This debut feature may be raw at times, but there’s an undeniable organic quality to the filmmaking about a young man who meets a trans woman in the New York kiki scene.
Dir. Danielle Lessovitz
2019 | USA | Drama/Romance | 94 mins | English
R21 (passed clean) for sexual scenes
Cast: Fionn Whitehead, Leyna Bloom, McCaul Lombardi
Plot: Paul arrives in New York and quickly catches eyes with Wye, a girl voguing on the sidewalk. After Paul seeks her out in secret, an intense love between them blossoms. But when Paul discovers Wye is trans, he is forced to confront his own identity and what it means to belong.
Awards: Nom. for Camera d’Or, Queer Palm & Un Certain Regard Award (Cannes)
International Sales: MK2

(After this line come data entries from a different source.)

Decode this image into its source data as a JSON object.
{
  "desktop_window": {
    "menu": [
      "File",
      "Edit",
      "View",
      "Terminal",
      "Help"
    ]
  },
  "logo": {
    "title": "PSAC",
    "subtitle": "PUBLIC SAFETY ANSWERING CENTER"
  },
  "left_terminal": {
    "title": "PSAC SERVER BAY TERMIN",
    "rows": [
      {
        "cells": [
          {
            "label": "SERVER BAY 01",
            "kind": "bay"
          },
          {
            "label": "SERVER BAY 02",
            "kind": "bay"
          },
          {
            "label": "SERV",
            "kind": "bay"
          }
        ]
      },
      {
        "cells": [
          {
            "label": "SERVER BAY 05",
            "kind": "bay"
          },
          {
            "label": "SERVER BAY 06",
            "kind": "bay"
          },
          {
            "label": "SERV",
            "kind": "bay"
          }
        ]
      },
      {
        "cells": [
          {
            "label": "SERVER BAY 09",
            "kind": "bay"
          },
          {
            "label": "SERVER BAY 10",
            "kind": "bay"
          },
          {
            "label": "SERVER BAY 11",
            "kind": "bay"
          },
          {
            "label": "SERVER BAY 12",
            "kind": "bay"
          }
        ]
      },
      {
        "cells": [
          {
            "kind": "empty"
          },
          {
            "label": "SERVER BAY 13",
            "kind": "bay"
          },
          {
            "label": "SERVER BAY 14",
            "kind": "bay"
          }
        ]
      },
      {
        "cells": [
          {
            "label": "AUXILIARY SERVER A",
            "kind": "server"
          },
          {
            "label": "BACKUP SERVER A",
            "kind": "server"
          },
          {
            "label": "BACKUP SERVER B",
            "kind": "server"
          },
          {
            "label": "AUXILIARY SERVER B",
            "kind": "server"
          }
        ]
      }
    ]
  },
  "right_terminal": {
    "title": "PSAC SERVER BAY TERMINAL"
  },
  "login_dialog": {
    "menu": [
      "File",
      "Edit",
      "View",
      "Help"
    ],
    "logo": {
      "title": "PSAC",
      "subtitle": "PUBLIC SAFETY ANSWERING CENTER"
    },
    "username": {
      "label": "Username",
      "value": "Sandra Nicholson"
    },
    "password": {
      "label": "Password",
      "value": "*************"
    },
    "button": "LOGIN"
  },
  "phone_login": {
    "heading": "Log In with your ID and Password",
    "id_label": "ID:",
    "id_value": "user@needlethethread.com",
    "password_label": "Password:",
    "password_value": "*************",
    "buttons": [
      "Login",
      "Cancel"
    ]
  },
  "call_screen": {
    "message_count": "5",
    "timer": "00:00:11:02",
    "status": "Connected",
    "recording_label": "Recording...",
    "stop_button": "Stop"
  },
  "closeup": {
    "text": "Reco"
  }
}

Subject Matter: Moderate
Narrative Style: Straightforward
Audience Type: Slightly Arthouse
(Reviewed on screener for Love & Pride Film Festival 2019)
Executive-produced by the legendary Martin Scorsese, Port Authority shares a similar spirit in charting the gritty underbelly of New York that he had so invigoratingly captured in his early work.
But this contemporaneous piece has a different tone in that it is imbued with a modern romantic sensibility. Perhaps more specifically, it is set against the city’s energetic kiki scene, where LGBT openness is celebrated via ballroom-style drag subculture.
Writer-director Danielle Lessovitz gives her debut feature a burgeoning relationship between two lead characters that is developed with real organicity. One of them, Paul, is played by Fionn Whitehead (who had a breakout role in Dunkirk (2017)), while the other, Wye, is played by transgender model-dancer Leyna Bloom in her acting debut.
Leyna Bloom became the first transgender woman of color to star as the lead of a movie that competed at the Cannes Film Festival.
Bloom’s performance is magnetic, though it is not at all showy. Even when she dances, it is not about style or sensuality, but the taking in of life, and of being at one with oneself.
One might market Port Authority as a young man-meets-trans woman love story, but while straightforward and at times predictable, it is also more psychological complex than it appears to be.
There is a real struggle to relate to one another in a dog-eat-dog world characterised by bullies and the bullied, yet the queer characters here are effervescent in their approach to living—they believe in the power of communities to heal themselves.
Best of all, they identify with the strong undercurrent of love and respect that powers through these hidden communities.